- _Task item_
Where in the material does the word "with" appear? Copy each line that has it.
##########
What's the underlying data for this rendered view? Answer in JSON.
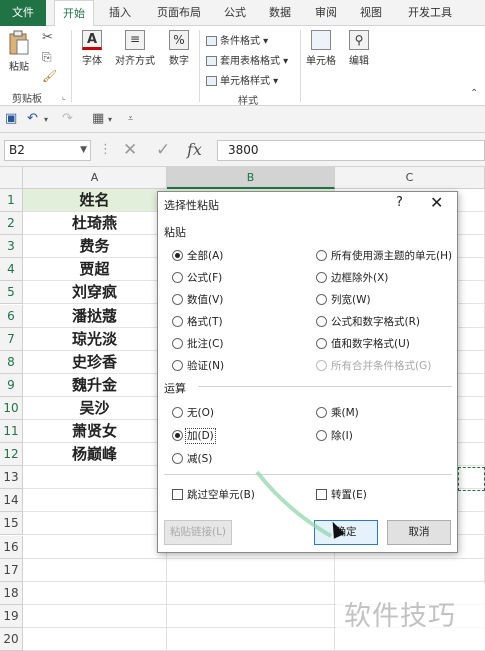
{
  "ribbon_tabs": [
    "文件",
    "开始",
    "插入",
    "页面布局",
    "公式",
    "数据",
    "审阅",
    "视图",
    "开发工具"
  ],
  "ribbon": {
    "paste": "粘贴",
    "clipboard_group": "剪贴板",
    "font": "字体",
    "alignment": "对齐方式",
    "number": "数字",
    "number_symbol": "%",
    "conditional_format": "条件格式",
    "table_format": "套用表格格式",
    "cell_styles": "单元格样式",
    "styles_group": "样式",
    "cells": "单元格",
    "editing": "编辑"
  },
  "name_box": "B2",
  "formula_value": "3800",
  "fx_label": "fx",
  "columns": [
    "A",
    "B",
    "C"
  ],
  "rows": [
    "1",
    "2",
    "3",
    "4",
    "5",
    "6",
    "7",
    "8",
    "9",
    "10",
    "11",
    "12",
    "13",
    "14",
    "15",
    "16",
    "17",
    "18",
    "19",
    "20"
  ],
  "column_a": [
    "姓名",
    "杜琦燕",
    "费务",
    "贾超",
    "刘穿疯",
    "潘挞蔻",
    "琼光淡",
    "史珍香",
    "魏升金",
    "吴沙",
    "萧贤女",
    "杨巅峰"
  ],
  "dialog": {
    "title": "选择性粘贴",
    "help": "?",
    "paste_section": "粘贴",
    "paste_left": [
      "全部(A)",
      "公式(F)",
      "数值(V)",
      "格式(T)",
      "批注(C)",
      "验证(N)"
    ],
    "paste_right": [
      "所有使用源主题的单元(H)",
      "边框除外(X)",
      "列宽(W)",
      "公式和数字格式(R)",
      "值和数字格式(U)",
      "所有合并条件格式(G)"
    ],
    "paste_selected": "全部(A)",
    "operation_section": "运算",
    "op_left": [
      "无(O)",
      "加(D)",
      "减(S)"
    ],
    "op_right": [
      "乘(M)",
      "除(I)"
    ],
    "operation_selected": "加(D)",
    "skip_blanks": "跳过空单元(B)",
    "transpose": "转置(E)",
    "paste_link": "粘贴链接(L)",
    "ok": "确定",
    "cancel": "取消"
  },
  "watermark": "软件技巧"
}
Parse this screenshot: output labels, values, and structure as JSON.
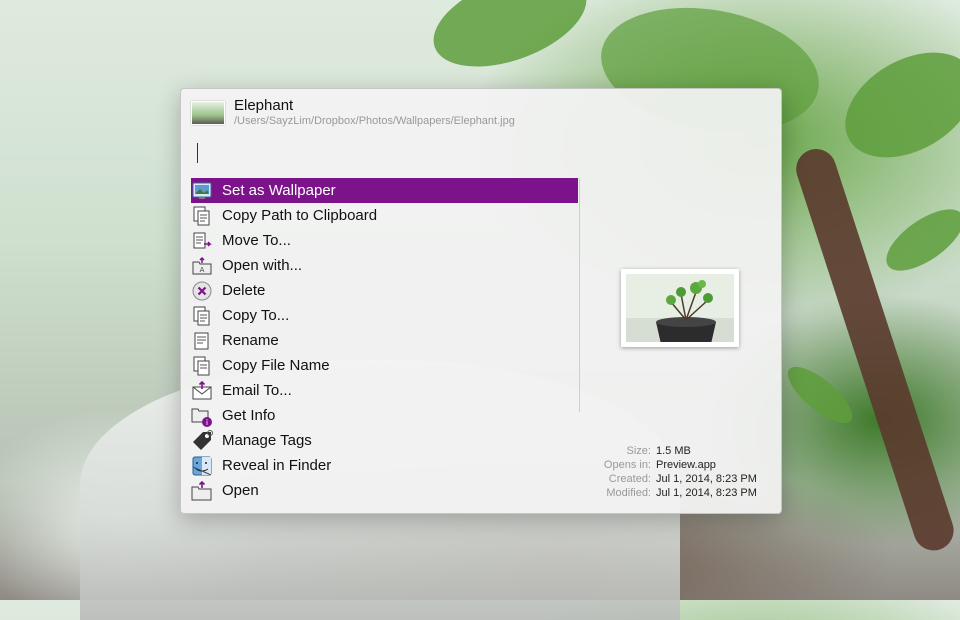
{
  "header": {
    "title": "Elephant",
    "path": "/Users/SayzLim/Dropbox/Photos/Wallpapers/Elephant.jpg"
  },
  "search": {
    "value": ""
  },
  "actions": [
    {
      "label": "Set as Wallpaper",
      "icon": "wallpaper-icon",
      "selected": true
    },
    {
      "label": "Copy Path to Clipboard",
      "icon": "copy-path-icon",
      "selected": false
    },
    {
      "label": "Move To...",
      "icon": "move-file-icon",
      "selected": false
    },
    {
      "label": "Open with...",
      "icon": "open-with-icon",
      "selected": false
    },
    {
      "label": "Delete",
      "icon": "delete-icon",
      "selected": false
    },
    {
      "label": "Copy To...",
      "icon": "copy-file-icon",
      "selected": false
    },
    {
      "label": "Rename",
      "icon": "rename-icon",
      "selected": false
    },
    {
      "label": "Copy File Name",
      "icon": "copy-name-icon",
      "selected": false
    },
    {
      "label": "Email To...",
      "icon": "email-icon",
      "selected": false
    },
    {
      "label": "Get Info",
      "icon": "info-icon",
      "selected": false
    },
    {
      "label": "Manage Tags",
      "icon": "tag-icon",
      "selected": false
    },
    {
      "label": "Reveal in Finder",
      "icon": "finder-icon",
      "selected": false
    },
    {
      "label": "Open",
      "icon": "open-folder-icon",
      "selected": false
    }
  ],
  "meta": {
    "size_label": "Size:",
    "size": "1.5 MB",
    "opens_label": "Opens in:",
    "opens": "Preview.app",
    "created_label": "Created:",
    "created": "Jul 1, 2014, 8:23 PM",
    "modified_label": "Modified:",
    "modified": "Jul 1, 2014, 8:23 PM"
  },
  "colors": {
    "selection": "#7c138a"
  }
}
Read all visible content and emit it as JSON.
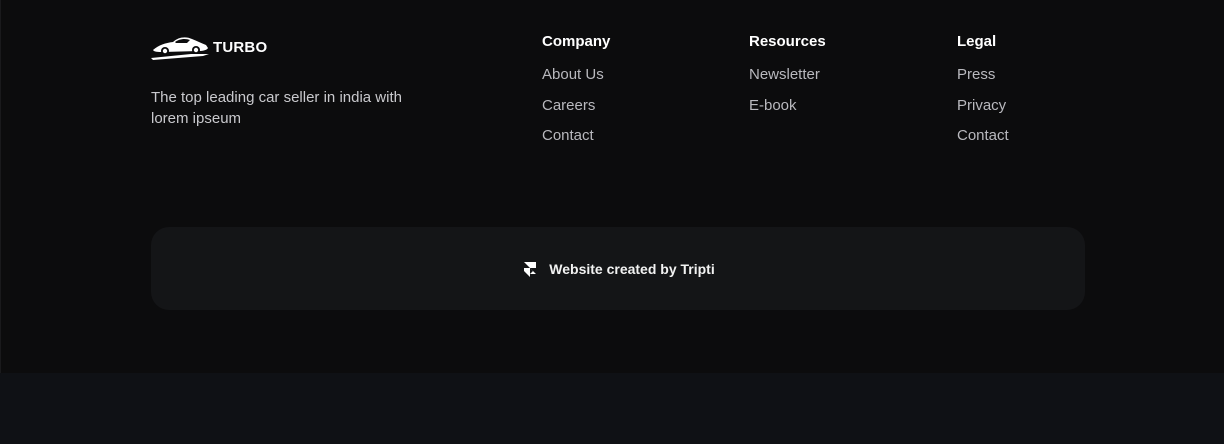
{
  "brand": {
    "name": "TURBO",
    "tagline": "The top leading car seller in india with lorem ipseum",
    "logo_icon": "sports-car-icon"
  },
  "columns": [
    {
      "title": "Company",
      "links": [
        "About Us",
        "Careers",
        "Contact"
      ]
    },
    {
      "title": "Resources",
      "links": [
        "Newsletter",
        "E-book"
      ]
    },
    {
      "title": "Legal",
      "links": [
        "Press",
        "Privacy",
        "Contact"
      ]
    }
  ],
  "credit": {
    "text": "Website created by Tripti",
    "icon": "framer-logo-icon"
  },
  "colors": {
    "footer_bg": "#0c0c0d",
    "page_bg": "#0f1115",
    "credit_bar_bg": "#141517",
    "heading": "#ffffff",
    "link": "#b9b9be"
  }
}
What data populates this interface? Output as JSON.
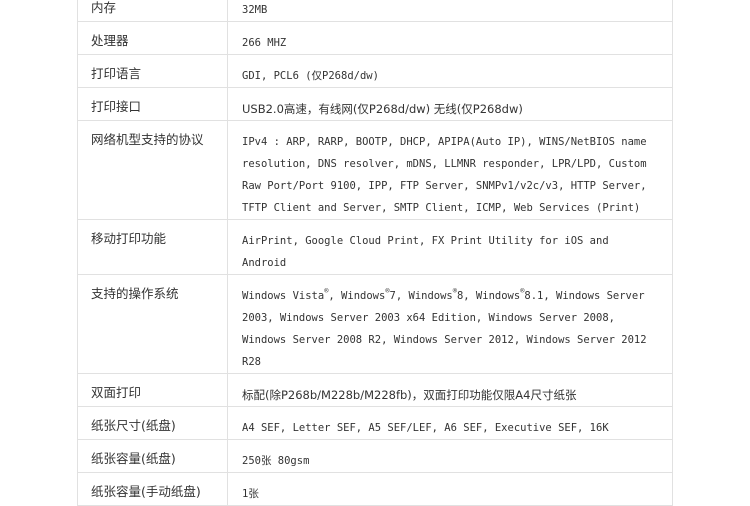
{
  "rows": [
    {
      "label": "内存",
      "value": "32MB"
    },
    {
      "label": "处理器",
      "value": "266 MHZ"
    },
    {
      "label": "打印语言",
      "value": "GDI, PCL6 (仅P268d/dw)"
    },
    {
      "label": "打印接口",
      "value": "USB2.0高速，有线网(仅P268d/dw) 无线(仅P268dw)"
    },
    {
      "label": "网络机型支持的协议",
      "value": "IPv4 : ARP, RARP, BOOTP, DHCP, APIPA(Auto IP), WINS/NetBIOS name resolution, DNS resolver, mDNS, LLMNR responder, LPR/LPD, Custom Raw Port/Port 9100, IPP, FTP Server, SNMPv1/v2c/v3, HTTP Server, TFTP Client and Server, SMTP Client, ICMP, Web Services (Print)"
    },
    {
      "label": "移动打印功能",
      "value": "AirPrint, Google Cloud Print, FX Print Utility for iOS and Android"
    },
    {
      "label": "支持的操作系统",
      "value_parts": [
        "Windows Vista",
        ", Windows",
        "7, Windows",
        "8, Windows",
        "8.1, Windows Server 2003, Windows Server 2003 x64 Edition, Windows Server 2008, Windows Server 2008 R2, Windows Server 2012, Windows Server 2012 R28"
      ],
      "reg_mark": "®"
    },
    {
      "label": "双面打印",
      "value": "标配(除P268b/M228b/M228fb)，双面打印功能仅限A4尺寸纸张"
    },
    {
      "label": "纸张尺寸(纸盘)",
      "value": "A4 SEF, Letter SEF, A5 SEF/LEF, A6 SEF, Executive SEF, 16K"
    },
    {
      "label": "纸张容量(纸盘)",
      "value": "250张 80gsm"
    },
    {
      "label": "纸张容量(手动纸盘)",
      "value": "1张"
    }
  ]
}
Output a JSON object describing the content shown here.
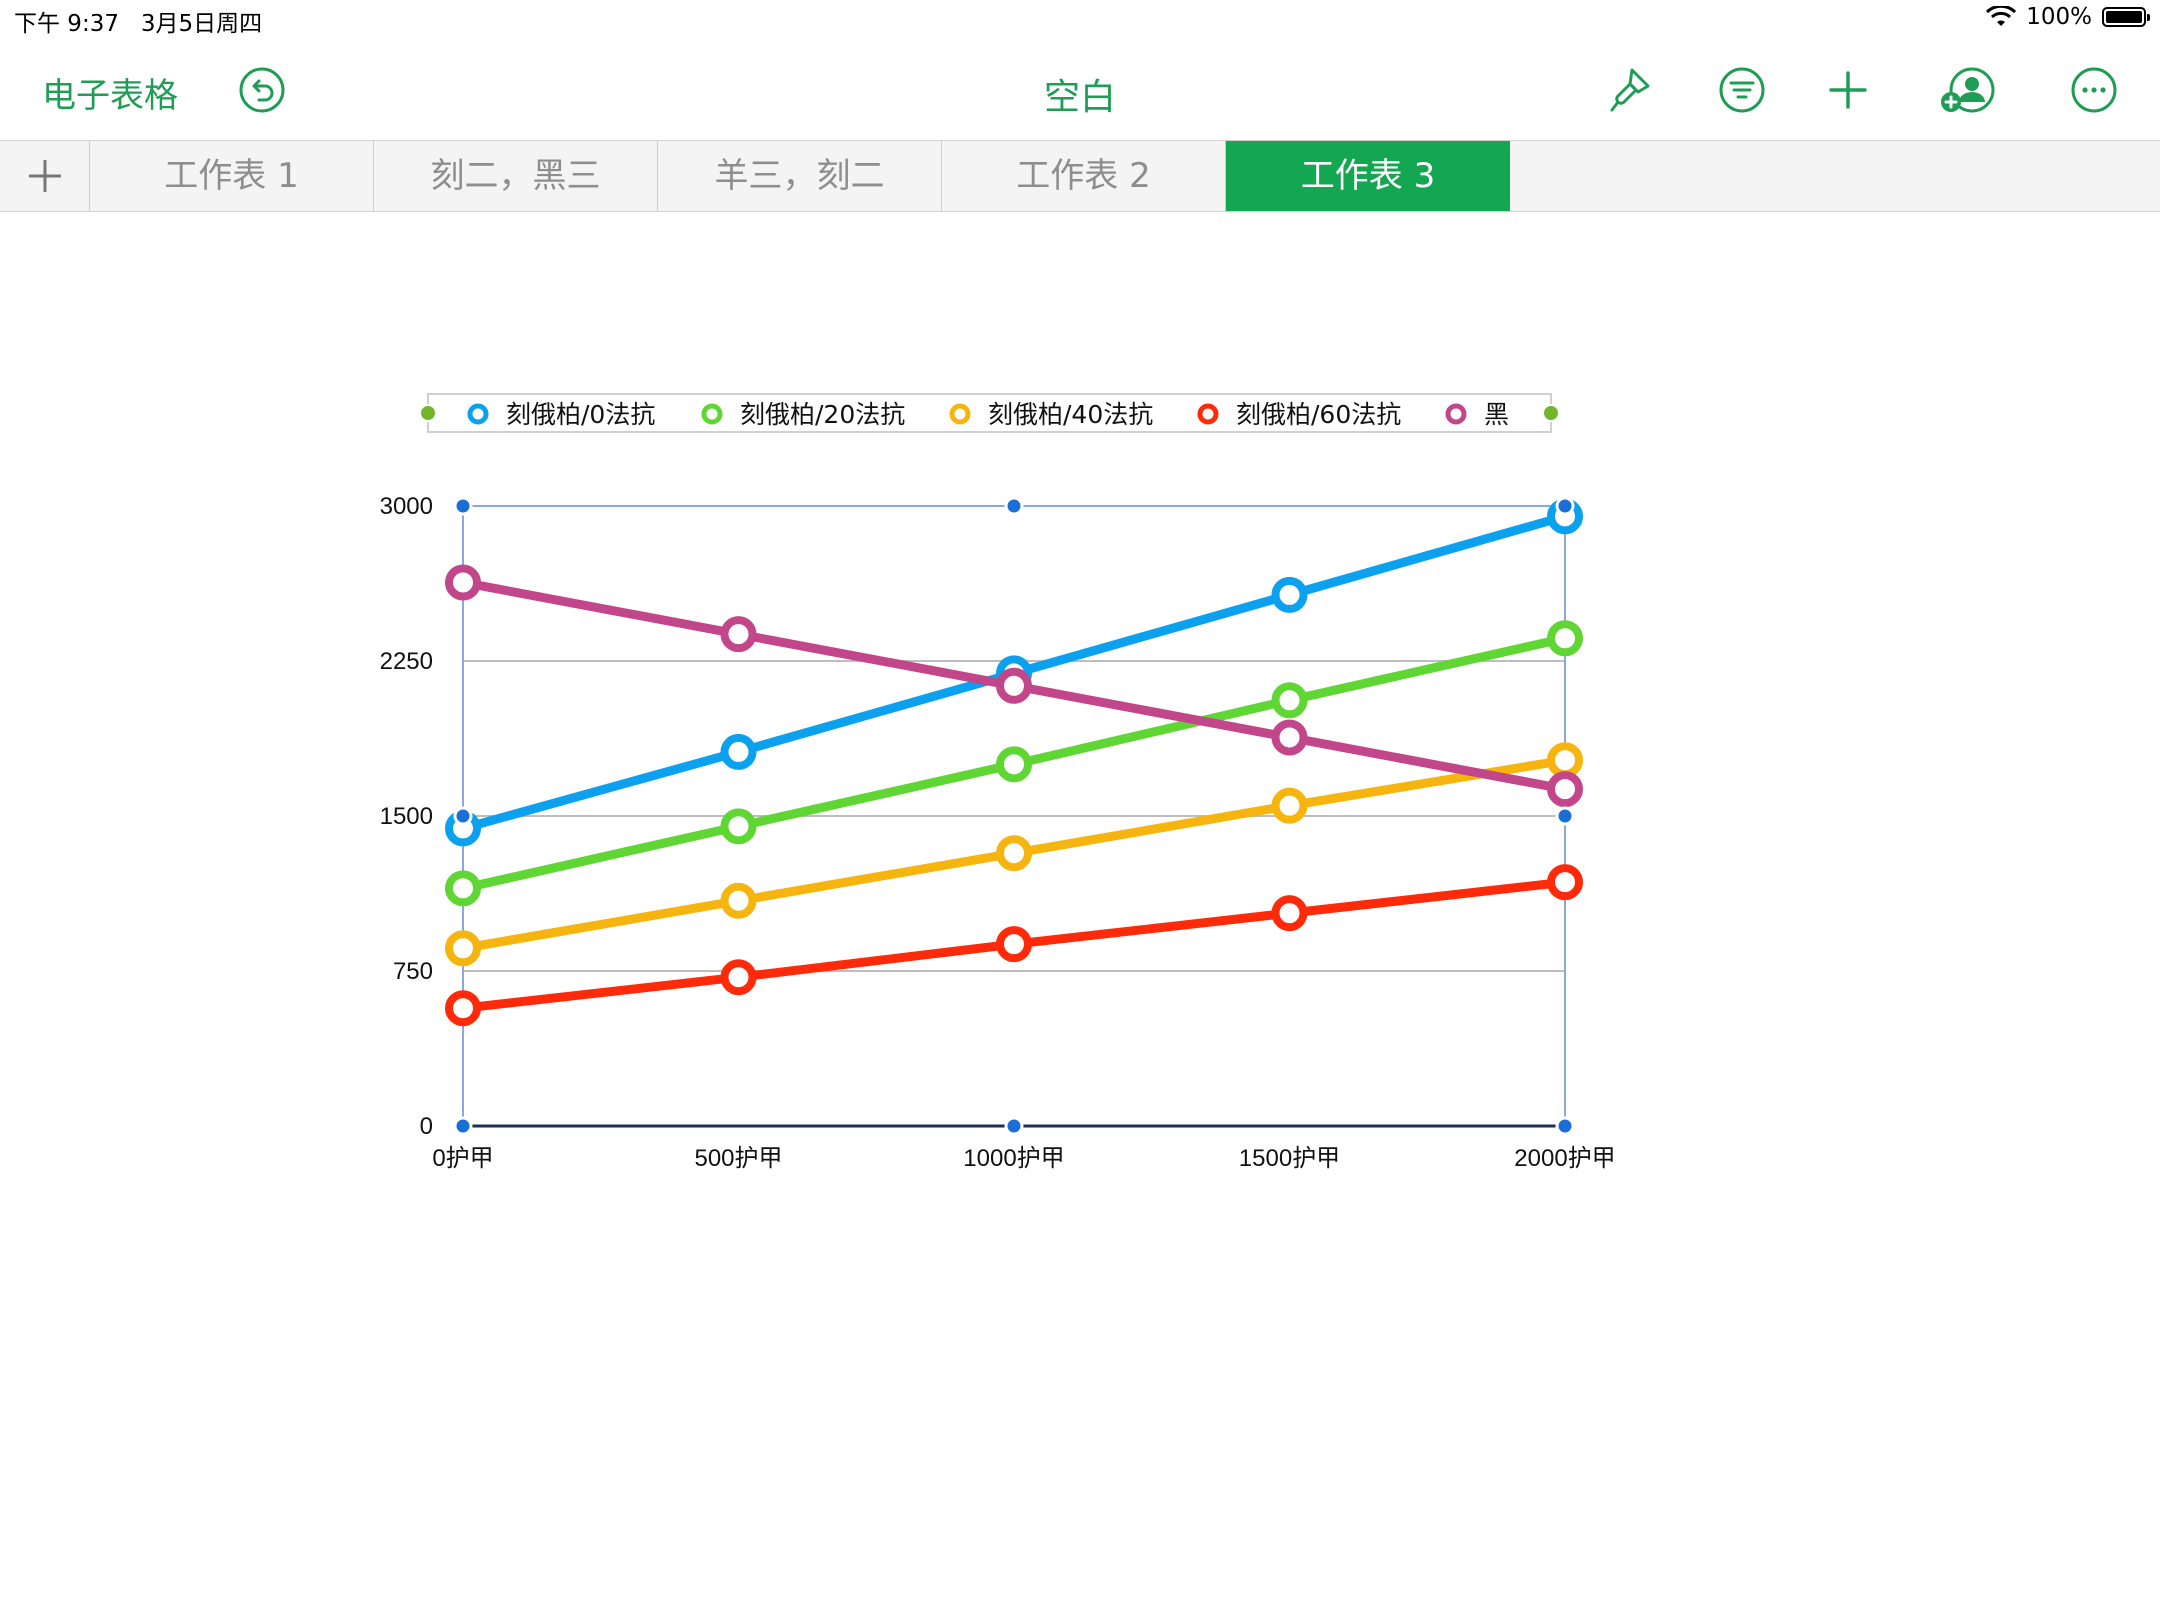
{
  "status": {
    "time": "下午 9:37",
    "date": "3月5日周四",
    "battery": "100%"
  },
  "toolbar": {
    "back_label": "电子表格",
    "title": "空白",
    "icons": [
      "undo-icon",
      "paintbrush-icon",
      "filter-icon",
      "plus-icon",
      "add-collaborator-icon",
      "more-icon"
    ]
  },
  "tabs": [
    {
      "label": "工作表 1",
      "active": false
    },
    {
      "label": "刻二，黑三",
      "active": false
    },
    {
      "label": "羊三，刻二",
      "active": false
    },
    {
      "label": "工作表 2",
      "active": false
    },
    {
      "label": "工作表 3",
      "active": true
    }
  ],
  "colors": {
    "accent": "#1f9d55",
    "tab_active": "#14a752",
    "selection": "#1a6fd6"
  },
  "chart_data": {
    "type": "line",
    "categories": [
      "0护甲",
      "500护甲",
      "1000护甲",
      "1500护甲",
      "2000护甲"
    ],
    "yticks": [
      "0",
      "750",
      "1500",
      "2250",
      "3000"
    ],
    "ylim": [
      0,
      3000
    ],
    "legend_position": "top",
    "grid": true,
    "series": [
      {
        "name": "刻俄柏/0法抗",
        "color": "#0ba1ef",
        "values": [
          1440,
          1810,
          2190,
          2570,
          2950
        ]
      },
      {
        "name": "刻俄柏/20法抗",
        "color": "#5fd634",
        "values": [
          1150,
          1450,
          1750,
          2060,
          2360
        ]
      },
      {
        "name": "刻俄柏/40法抗",
        "color": "#f6b50e",
        "values": [
          860,
          1090,
          1320,
          1550,
          1770
        ]
      },
      {
        "name": "刻俄柏/60法抗",
        "color": "#fe2a09",
        "values": [
          570,
          720,
          880,
          1030,
          1180
        ]
      },
      {
        "name": "黑",
        "color": "#c2478a",
        "values": [
          2630,
          2380,
          2130,
          1880,
          1630
        ]
      }
    ]
  }
}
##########
- _Answer box_
      "label": "Open with...",
      "icon": "open-with-icon",
    "tagline": "The top leading car seller in india with lorem ipseum",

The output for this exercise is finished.